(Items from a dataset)
= Beginning of Section =
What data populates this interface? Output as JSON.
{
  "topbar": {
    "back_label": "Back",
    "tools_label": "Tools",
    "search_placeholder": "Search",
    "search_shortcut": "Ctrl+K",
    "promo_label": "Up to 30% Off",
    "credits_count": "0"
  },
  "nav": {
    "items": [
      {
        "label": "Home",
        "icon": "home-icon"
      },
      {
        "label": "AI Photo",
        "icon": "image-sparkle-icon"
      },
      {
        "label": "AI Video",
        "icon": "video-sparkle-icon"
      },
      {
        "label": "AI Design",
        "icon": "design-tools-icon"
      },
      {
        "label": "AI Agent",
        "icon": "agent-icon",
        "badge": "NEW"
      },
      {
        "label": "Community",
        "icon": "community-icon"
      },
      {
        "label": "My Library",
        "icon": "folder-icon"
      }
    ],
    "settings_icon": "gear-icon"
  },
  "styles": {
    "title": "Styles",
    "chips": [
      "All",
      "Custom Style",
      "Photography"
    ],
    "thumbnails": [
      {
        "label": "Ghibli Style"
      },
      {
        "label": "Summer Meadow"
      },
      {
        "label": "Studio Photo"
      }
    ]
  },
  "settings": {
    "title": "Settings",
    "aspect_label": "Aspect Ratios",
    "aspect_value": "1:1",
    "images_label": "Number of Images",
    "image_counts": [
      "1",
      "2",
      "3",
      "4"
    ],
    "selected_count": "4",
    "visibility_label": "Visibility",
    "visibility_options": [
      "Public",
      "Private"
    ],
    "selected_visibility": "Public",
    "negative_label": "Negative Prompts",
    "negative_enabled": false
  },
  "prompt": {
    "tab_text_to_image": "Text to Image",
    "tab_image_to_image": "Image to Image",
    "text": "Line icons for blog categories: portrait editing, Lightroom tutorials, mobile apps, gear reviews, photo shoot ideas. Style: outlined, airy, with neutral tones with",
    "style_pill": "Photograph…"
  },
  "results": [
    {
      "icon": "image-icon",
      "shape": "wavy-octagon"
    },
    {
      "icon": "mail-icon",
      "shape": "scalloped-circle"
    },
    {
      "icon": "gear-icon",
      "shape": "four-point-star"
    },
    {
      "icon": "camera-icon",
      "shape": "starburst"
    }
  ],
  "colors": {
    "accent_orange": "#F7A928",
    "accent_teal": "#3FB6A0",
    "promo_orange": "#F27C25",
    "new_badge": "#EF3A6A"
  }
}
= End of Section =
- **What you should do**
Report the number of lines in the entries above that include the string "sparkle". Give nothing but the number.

- **Exercise answer**
2